De Mortibus Persecutorum is one of the most troubling texts of Latin Patristics. Although now generally agreed to be an authentic work of Lactantius, it has generally been read as a puzzling minor work characterized by a sadistic delight in violence, with little relation to the themes expressed in Lactantius' other works.

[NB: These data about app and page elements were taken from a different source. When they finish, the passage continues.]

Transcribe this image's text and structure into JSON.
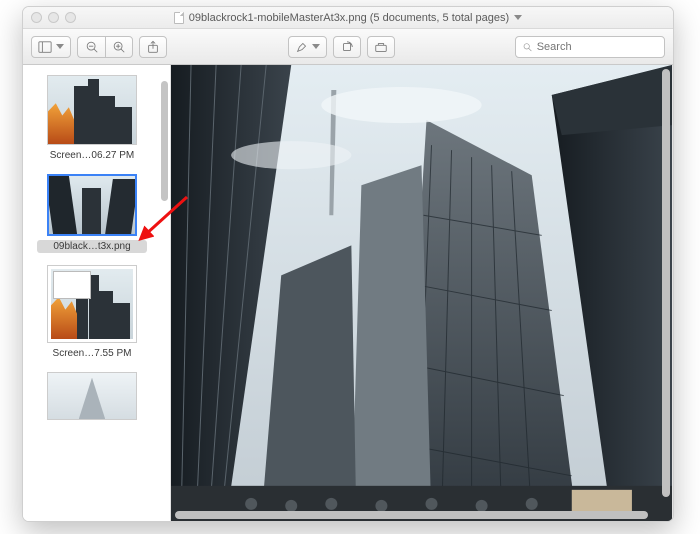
{
  "window": {
    "title": "09blackrock1-mobileMasterAt3x.png (5 documents, 5 total pages)"
  },
  "toolbar": {
    "search_placeholder": "Search"
  },
  "sidebar": {
    "items": [
      {
        "label": "Screen…06.27 PM"
      },
      {
        "label": "09black…t3x.png"
      },
      {
        "label": "Screen…7.55 PM"
      },
      {
        "label": ""
      }
    ]
  }
}
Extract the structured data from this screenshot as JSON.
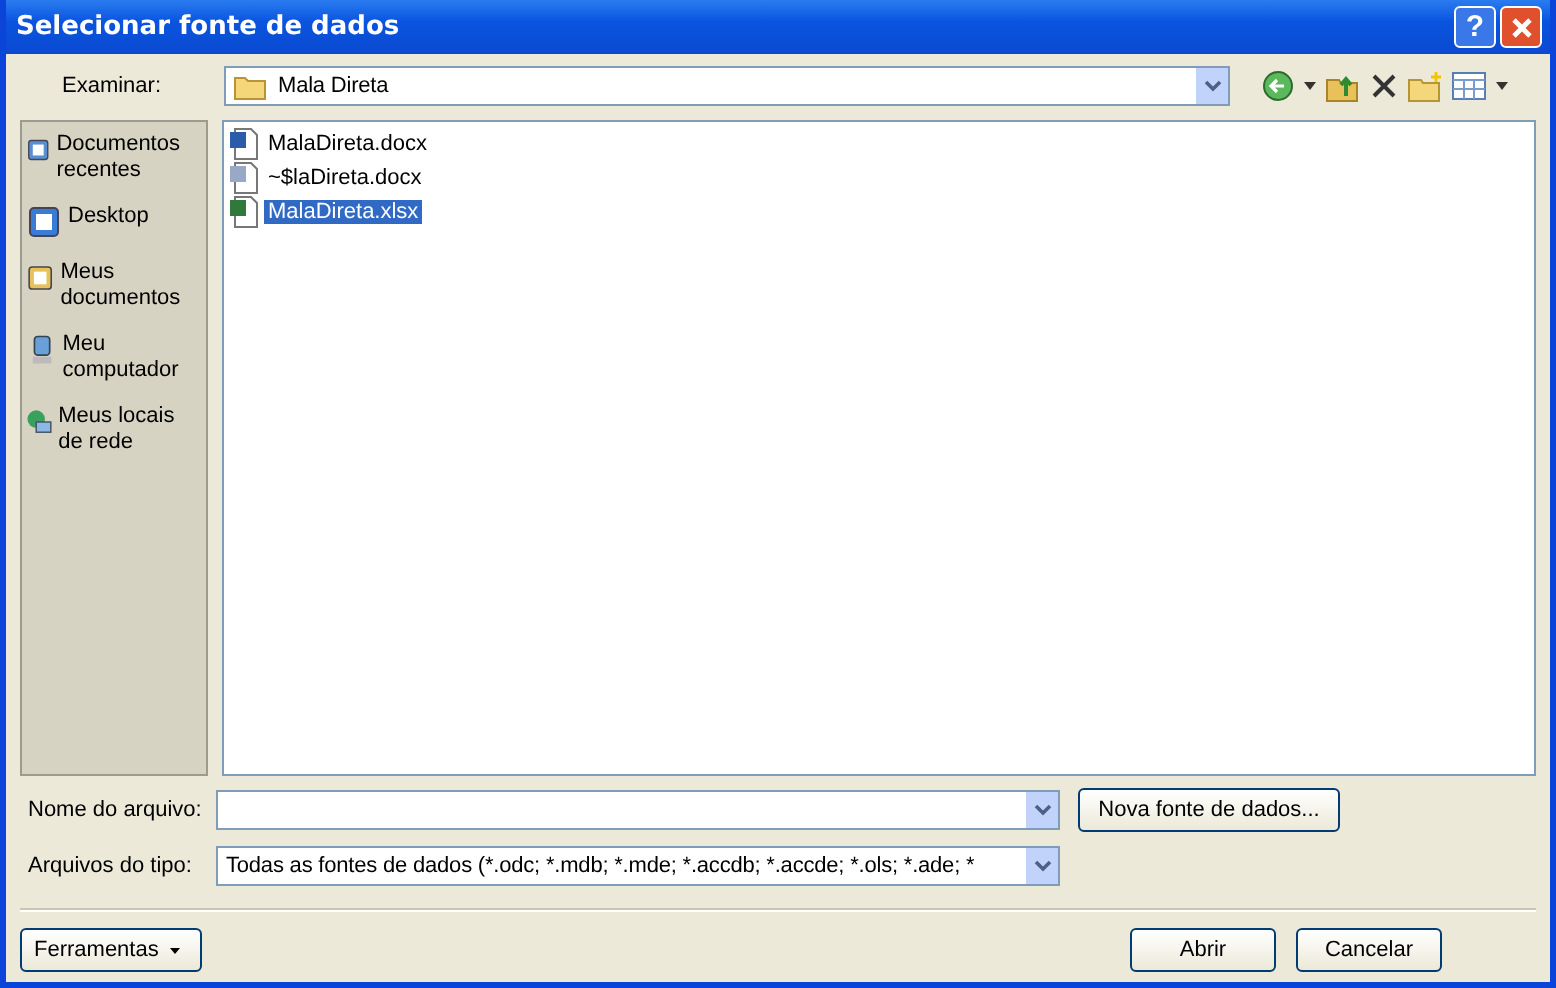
{
  "window": {
    "title": "Selecionar fonte de dados",
    "help": "?"
  },
  "look_in": {
    "label": "Examinar:",
    "value": "Mala Direta"
  },
  "sidebar": {
    "items": [
      {
        "label": "Documentos recentes",
        "kind": "recent"
      },
      {
        "label": "Desktop",
        "kind": "desktop"
      },
      {
        "label": "Meus documentos",
        "kind": "documents"
      },
      {
        "label": "Meu computador",
        "kind": "computer"
      },
      {
        "label": "Meus locais de rede",
        "kind": "network"
      }
    ]
  },
  "files": [
    {
      "name": "MalaDireta.docx",
      "kind": "word",
      "selected": false
    },
    {
      "name": "~$laDireta.docx",
      "kind": "word-temp",
      "selected": false
    },
    {
      "name": "MalaDireta.xlsx",
      "kind": "excel",
      "selected": true
    }
  ],
  "file_name": {
    "label": "Nome do arquivo:"
  },
  "file_type": {
    "label": "Arquivos do tipo:",
    "value": "Todas as fontes de dados (*.odc; *.mdb; *.mde; *.accdb; *.accde; *.ols; *.ade; *"
  },
  "buttons": {
    "new_source": "Nova fonte de dados...",
    "tools": "Ferramentas",
    "open": "Abrir",
    "cancel": "Cancelar"
  }
}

This short communication will instead argue that De Mortibus reflects in a practical fashion two central themes in Lactantian thought: firstly that the existence of divine anger is proof of the action of divine providence in the world, and secondly that the Roman Empire could be made Christian. To illustrate these points, it will look closely at the death of the emperor Galerius, who dies in De Mortibus 33 from a disease that causes his body to produce worms, which culminates in the issuing of an edict of toleration. Using a combination of close reading and contextualization, this communication will argue that Lactantius moves beyond a narrative of divine punishment to suggest that the death of Galerius is necessary for the reshaping of the imperial office, and by extension the entire Roman Empire, in the person of Constantine.